(App and web page records)

+-------+

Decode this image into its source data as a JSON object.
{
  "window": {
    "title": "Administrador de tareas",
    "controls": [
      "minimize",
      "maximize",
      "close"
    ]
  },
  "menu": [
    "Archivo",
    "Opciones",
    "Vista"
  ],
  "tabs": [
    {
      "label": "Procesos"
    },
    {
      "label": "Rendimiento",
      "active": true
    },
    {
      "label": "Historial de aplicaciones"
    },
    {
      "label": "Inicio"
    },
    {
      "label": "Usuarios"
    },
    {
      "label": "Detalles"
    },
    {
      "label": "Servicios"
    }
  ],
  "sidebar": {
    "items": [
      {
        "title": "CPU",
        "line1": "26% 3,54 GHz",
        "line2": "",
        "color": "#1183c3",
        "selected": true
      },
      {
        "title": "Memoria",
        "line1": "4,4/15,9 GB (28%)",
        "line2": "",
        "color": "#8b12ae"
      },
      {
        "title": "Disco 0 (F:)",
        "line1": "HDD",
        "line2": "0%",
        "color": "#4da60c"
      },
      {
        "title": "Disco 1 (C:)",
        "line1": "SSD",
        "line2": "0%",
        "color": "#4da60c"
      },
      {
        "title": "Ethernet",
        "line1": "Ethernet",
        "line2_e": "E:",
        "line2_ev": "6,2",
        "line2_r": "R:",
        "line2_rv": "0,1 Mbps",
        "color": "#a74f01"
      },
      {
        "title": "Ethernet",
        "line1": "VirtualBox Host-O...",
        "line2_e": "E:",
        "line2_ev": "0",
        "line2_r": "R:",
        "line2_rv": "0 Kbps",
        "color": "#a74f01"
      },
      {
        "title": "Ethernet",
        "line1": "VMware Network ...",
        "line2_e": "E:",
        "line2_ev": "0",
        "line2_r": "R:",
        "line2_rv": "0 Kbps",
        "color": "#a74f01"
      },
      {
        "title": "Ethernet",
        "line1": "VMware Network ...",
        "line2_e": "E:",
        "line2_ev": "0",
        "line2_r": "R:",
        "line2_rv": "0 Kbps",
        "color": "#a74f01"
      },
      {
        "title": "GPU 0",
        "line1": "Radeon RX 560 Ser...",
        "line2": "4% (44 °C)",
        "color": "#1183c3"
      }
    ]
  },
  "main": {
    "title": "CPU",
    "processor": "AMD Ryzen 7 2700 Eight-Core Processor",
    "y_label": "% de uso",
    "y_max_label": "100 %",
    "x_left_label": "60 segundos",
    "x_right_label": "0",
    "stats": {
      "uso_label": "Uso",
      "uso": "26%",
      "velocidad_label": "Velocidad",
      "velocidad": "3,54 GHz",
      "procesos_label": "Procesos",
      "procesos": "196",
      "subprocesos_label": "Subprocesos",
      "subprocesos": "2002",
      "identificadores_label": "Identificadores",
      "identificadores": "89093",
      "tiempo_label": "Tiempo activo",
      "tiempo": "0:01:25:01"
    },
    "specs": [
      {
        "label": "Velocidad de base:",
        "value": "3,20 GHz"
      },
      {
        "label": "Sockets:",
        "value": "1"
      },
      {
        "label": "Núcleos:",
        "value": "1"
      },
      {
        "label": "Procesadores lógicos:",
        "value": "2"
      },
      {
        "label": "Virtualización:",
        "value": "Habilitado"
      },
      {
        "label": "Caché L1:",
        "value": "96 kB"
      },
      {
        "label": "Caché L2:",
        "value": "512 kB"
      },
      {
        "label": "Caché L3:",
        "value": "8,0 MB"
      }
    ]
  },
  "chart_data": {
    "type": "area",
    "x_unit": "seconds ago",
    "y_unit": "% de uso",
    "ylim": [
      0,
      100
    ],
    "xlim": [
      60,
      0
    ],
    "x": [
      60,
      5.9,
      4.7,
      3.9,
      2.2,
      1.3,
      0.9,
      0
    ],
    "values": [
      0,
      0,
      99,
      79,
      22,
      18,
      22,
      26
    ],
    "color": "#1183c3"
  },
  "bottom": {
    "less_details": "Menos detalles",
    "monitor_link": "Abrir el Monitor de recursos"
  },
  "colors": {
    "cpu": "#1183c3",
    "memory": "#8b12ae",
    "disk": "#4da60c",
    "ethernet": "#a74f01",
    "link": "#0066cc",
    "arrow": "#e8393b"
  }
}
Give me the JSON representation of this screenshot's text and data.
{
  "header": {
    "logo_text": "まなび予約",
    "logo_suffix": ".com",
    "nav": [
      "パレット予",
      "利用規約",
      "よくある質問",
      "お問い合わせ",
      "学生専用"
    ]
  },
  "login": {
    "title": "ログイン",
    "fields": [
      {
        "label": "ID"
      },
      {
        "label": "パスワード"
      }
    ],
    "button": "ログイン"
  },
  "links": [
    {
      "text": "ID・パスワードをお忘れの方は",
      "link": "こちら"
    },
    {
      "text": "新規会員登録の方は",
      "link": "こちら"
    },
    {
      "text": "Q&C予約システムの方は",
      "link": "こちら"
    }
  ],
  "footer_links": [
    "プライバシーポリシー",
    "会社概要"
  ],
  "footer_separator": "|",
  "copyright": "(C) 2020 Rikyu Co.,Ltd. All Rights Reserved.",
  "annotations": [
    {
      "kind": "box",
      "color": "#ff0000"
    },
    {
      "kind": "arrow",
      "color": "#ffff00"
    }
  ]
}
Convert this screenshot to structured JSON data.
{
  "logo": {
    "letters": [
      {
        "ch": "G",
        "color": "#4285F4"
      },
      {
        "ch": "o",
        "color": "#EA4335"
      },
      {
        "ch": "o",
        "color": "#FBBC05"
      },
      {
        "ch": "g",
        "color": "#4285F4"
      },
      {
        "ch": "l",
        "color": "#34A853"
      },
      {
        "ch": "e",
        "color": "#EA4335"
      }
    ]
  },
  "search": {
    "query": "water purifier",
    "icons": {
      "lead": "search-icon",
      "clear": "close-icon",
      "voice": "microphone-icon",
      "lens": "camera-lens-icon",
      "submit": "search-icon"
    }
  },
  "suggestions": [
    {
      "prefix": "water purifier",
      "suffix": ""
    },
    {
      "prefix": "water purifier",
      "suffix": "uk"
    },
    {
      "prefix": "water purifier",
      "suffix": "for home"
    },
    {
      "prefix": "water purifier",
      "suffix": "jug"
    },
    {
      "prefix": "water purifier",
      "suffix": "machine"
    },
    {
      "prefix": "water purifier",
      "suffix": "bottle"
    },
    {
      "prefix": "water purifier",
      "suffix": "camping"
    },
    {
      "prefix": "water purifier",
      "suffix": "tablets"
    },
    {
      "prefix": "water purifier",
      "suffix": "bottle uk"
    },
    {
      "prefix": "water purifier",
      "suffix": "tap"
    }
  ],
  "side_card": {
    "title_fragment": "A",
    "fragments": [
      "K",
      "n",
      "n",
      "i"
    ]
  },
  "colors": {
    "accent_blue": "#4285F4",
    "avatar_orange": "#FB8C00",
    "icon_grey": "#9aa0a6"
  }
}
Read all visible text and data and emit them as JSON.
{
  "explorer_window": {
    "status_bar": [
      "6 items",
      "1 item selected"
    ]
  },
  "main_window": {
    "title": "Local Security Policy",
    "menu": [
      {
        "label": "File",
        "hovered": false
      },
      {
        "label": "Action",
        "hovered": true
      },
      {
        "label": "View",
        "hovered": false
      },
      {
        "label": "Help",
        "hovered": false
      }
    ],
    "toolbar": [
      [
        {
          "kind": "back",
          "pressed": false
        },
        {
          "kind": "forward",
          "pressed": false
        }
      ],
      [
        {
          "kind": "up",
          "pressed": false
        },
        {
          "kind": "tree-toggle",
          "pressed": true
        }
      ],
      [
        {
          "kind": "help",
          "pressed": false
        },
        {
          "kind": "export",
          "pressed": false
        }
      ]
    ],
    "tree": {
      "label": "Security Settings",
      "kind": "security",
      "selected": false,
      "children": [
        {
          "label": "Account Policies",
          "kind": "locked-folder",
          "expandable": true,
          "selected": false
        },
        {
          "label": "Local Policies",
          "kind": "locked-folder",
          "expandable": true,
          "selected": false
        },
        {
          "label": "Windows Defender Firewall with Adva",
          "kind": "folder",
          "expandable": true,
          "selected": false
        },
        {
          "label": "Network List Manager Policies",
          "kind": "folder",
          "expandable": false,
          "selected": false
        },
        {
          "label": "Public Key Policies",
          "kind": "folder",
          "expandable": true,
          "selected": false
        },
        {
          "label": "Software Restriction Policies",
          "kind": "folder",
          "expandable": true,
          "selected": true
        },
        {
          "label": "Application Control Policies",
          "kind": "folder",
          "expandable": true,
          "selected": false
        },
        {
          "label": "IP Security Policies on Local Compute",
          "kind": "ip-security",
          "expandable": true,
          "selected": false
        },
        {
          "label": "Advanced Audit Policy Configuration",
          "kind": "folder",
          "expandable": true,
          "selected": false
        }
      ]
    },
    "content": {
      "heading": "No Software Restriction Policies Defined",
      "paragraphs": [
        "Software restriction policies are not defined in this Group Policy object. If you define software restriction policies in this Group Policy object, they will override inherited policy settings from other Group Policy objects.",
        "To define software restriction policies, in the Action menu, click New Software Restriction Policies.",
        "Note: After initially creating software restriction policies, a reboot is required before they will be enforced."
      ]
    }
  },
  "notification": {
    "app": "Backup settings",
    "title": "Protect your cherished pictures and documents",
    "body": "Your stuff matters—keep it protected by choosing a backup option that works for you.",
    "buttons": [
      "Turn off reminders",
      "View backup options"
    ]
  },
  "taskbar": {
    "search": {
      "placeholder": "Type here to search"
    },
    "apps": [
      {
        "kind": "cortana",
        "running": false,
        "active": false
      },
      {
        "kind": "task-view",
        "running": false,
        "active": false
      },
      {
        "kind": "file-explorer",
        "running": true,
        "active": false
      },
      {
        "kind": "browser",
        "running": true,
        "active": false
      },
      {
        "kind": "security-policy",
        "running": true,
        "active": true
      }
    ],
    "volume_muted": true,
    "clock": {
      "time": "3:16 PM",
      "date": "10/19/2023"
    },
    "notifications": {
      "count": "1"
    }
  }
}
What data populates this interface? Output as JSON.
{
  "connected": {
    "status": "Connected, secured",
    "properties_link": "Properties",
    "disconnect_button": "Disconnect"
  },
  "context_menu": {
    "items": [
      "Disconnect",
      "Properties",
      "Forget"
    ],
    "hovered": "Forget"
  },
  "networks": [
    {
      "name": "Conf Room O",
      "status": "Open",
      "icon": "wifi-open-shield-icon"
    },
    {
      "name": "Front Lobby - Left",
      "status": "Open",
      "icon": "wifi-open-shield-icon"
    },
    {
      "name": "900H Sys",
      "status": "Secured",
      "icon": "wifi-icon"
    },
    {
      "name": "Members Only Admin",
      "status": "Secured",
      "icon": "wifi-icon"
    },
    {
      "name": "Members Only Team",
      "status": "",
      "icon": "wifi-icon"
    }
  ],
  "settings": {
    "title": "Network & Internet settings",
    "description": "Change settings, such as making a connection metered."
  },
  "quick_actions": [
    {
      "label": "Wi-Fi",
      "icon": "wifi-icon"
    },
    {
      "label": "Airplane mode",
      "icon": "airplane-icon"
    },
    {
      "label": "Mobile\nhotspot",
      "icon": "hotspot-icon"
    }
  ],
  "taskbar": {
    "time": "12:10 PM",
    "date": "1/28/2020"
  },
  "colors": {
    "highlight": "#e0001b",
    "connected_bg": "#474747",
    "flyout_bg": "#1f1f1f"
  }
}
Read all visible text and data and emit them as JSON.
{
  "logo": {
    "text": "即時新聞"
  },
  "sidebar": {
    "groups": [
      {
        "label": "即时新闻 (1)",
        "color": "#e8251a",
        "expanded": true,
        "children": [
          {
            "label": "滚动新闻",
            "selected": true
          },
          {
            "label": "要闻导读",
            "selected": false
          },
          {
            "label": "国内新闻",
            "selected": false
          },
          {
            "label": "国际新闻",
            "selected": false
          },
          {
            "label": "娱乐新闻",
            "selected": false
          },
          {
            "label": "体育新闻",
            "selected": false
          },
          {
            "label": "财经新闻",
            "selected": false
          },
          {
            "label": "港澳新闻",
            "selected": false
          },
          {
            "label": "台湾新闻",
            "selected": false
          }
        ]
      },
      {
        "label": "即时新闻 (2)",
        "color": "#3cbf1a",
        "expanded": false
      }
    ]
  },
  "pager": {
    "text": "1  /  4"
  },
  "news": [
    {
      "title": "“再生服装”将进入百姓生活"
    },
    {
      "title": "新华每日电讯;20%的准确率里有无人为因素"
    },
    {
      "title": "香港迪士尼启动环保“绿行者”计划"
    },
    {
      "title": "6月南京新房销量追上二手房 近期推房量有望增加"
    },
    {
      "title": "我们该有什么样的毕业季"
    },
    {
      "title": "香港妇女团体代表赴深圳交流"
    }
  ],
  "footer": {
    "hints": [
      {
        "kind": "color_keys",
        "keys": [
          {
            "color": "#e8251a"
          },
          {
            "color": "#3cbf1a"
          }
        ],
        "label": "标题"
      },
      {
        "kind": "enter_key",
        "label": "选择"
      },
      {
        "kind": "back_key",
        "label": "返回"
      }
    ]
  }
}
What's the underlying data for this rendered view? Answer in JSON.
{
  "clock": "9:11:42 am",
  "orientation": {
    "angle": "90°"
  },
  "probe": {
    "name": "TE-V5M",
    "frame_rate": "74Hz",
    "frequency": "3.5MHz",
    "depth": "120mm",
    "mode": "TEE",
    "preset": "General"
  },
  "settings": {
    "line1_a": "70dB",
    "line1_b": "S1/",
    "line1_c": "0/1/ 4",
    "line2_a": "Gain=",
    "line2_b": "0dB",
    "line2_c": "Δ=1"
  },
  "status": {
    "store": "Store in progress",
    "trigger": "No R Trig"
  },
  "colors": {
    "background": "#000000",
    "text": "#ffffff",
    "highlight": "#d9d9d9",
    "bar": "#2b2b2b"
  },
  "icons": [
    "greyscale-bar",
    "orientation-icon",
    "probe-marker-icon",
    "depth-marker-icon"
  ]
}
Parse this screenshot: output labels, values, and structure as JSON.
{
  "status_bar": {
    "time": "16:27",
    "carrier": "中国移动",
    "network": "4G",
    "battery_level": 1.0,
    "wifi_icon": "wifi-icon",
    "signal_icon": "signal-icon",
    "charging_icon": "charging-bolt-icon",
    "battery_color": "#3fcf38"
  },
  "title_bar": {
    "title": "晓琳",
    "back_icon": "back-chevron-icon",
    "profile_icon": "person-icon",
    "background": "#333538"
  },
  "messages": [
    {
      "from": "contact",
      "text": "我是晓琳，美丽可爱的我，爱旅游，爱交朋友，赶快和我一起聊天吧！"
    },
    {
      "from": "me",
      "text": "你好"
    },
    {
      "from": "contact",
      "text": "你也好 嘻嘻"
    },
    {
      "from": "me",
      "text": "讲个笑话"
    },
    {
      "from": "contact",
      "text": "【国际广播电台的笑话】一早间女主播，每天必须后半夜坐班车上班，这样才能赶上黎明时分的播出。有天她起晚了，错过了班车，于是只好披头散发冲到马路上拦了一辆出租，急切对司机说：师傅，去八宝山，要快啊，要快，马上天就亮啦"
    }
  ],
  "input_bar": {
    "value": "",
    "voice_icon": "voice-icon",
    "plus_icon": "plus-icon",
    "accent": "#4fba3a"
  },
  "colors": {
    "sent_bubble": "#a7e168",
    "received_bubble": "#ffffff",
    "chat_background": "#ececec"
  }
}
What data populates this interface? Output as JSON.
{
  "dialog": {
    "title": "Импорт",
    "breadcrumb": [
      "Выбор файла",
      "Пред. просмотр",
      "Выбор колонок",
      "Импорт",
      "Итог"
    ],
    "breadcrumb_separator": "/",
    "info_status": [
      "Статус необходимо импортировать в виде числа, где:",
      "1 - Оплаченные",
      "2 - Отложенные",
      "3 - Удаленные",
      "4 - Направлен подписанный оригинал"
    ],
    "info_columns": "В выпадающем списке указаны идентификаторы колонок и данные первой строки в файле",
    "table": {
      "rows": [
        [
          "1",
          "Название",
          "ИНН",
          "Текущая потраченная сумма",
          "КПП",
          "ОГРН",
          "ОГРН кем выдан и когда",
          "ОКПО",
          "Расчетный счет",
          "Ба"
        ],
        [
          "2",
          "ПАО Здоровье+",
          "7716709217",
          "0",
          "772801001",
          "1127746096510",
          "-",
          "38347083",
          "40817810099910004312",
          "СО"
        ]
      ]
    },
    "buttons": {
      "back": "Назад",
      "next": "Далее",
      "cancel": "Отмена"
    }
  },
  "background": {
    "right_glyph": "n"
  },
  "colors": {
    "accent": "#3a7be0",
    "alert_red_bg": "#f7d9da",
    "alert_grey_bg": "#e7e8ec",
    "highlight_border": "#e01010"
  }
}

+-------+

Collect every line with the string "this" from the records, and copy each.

Decode this image into its source data as a JSON object.
Give me the JSON representation of this screenshot's text and data.
Convert this screenshot to structured JSON data.
        "Software restriction policies are not defined in this Group Policy object. If you define software restriction policies in this Group Policy object, they will override inherited policy settings from other Group Policy objects.",
What data populates this interface? Output as JSON.
What's the underlying data for this rendered view? Answer in JSON.
Parse this screenshot: output labels, values, and structure as JSON.
What data populates this interface? Output as JSON.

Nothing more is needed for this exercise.